[RECORDS SUPPLIED]
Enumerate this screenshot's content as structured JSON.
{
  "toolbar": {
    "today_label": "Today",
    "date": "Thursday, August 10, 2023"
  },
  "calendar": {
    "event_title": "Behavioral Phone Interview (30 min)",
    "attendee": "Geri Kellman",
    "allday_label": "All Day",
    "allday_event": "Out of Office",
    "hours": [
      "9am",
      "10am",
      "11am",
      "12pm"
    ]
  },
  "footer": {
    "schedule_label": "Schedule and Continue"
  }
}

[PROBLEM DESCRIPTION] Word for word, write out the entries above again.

[RESPONSE AREA]
Enumerate this screenshot's content as structured JSON.
{
  "toolbar": {
    "today_label": "Today",
    "date": "Thursday, August 10, 2023"
  },
  "calendar": {
    "event_title": "Behavioral Phone Interview (30 min)",
    "attendee": "Geri Kellman",
    "allday_label": "All Day",
    "allday_event": "Out of Office",
    "hours": [
      "9am",
      "10am",
      "11am",
      "12pm"
    ]
  },
  "footer": {
    "schedule_label": "Schedule and Continue"
  }
}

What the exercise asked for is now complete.